"Our government has approved two major export pipelines that are now under construction, and a third is expected to start soon".
Energy producers in Alberta had hoped the TransCanada projects would help them diversify their markets, with most of the existing pipeline network linking the energy-rich province to the U.S. Midwest and Gulf Coast.
As Energy East supporters lamented the loss of jobs and revenue, Indigenous opponents, environmental activists and a number of Quebec politicians celebrated.
The decision comes after Canada's national energy regulator expanded its review of the projects in August.
Saskatchewan Premier Brad Wall was an advocate for the pipeline project, voicing his support for it on many occasions, including trips to eastern Canada.
Watch below: Natural Resource Minister Jim Carr says the TransCanada decision to cancel the Energy East pipeline was not motivated by government policies, but rather changes in the markets and commodity prices.
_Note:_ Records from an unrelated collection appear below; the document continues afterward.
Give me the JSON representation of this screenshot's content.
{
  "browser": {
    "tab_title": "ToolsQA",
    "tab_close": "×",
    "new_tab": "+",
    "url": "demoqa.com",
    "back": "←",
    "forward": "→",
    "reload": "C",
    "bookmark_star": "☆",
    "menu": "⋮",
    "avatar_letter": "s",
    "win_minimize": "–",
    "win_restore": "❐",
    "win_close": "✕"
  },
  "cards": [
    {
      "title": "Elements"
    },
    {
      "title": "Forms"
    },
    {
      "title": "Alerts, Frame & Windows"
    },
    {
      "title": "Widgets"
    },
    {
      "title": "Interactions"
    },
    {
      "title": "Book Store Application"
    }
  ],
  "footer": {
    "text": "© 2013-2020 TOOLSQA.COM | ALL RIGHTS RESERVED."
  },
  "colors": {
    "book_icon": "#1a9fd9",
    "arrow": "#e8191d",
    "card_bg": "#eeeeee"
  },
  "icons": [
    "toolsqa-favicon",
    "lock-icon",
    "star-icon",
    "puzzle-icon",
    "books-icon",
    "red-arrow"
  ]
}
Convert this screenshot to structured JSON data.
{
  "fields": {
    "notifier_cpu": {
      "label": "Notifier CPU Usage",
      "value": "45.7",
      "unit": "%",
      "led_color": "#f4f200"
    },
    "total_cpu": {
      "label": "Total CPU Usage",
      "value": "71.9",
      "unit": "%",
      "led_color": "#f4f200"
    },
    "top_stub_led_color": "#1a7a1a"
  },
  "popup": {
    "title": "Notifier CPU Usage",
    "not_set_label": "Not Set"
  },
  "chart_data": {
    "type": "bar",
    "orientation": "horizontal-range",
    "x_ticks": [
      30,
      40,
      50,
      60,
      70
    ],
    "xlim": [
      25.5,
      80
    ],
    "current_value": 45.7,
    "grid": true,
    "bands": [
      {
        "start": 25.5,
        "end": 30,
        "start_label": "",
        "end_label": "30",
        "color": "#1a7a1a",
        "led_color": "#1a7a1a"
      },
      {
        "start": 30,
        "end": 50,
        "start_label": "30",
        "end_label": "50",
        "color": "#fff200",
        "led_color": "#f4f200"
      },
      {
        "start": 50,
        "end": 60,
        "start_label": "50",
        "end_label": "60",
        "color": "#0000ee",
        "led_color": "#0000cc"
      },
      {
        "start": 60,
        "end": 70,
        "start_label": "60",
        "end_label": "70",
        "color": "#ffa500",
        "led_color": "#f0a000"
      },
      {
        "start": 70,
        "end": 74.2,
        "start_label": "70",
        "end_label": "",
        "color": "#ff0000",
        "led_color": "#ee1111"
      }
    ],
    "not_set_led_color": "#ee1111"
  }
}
The vast majority of Canadian crude exports go to the United States, and Energy East would have shipped 1.1 million barrels a day to east coast ports for loading onto tankers destined for higher-priced markets in Europe and Asia.
The Liberals are defending jobs while protecting the environment, Trudeau insisted during question period, but "the market conditions have changed fundamentally" since the pipeline was proposed, including a steep drop in oil prices, he said.
The pipeline's importance has somewhat diminished for TransCanada since the United States this year approved Keystone XL pipeline, which would run from Alberta to US refineries, but supporters said they were "extremely disappointed" by the decision.
Citing "changed circumstances" company President Russ Girling says they will be informing the National Energy Board of their plans to cancel the project.
Supporters said the pipeline was necessary to decrease reliance on the US, which takes 97 percent of Canada's energy exports.
He said that companies like TransCanada and Petronas have opportunities to invest in other jurisdictions and, for both companies, investment elsewhere looked more attractive given the constant changes to Canada's regulatory structure.
"I think the federal government has erred there and I think it's incumbent on the Trudeau government to come clean on what they want the NEB to do so that we don't make this mistake in the future as well", Nenshi said.
"As far as we're concerned, the whole criteria around social acceptability of major projects has become more and more important in terms of how we evaluate projects like Energy East and others".
TransCanada said last month that it would halt its efforts to get regulatory approvals for the controversial projects.
"This project was so wrong and so risky, its hard to believe it was seriously contemplated", Gretchen Fitzgerald, national program director of environmental organization the Sierra Club, said.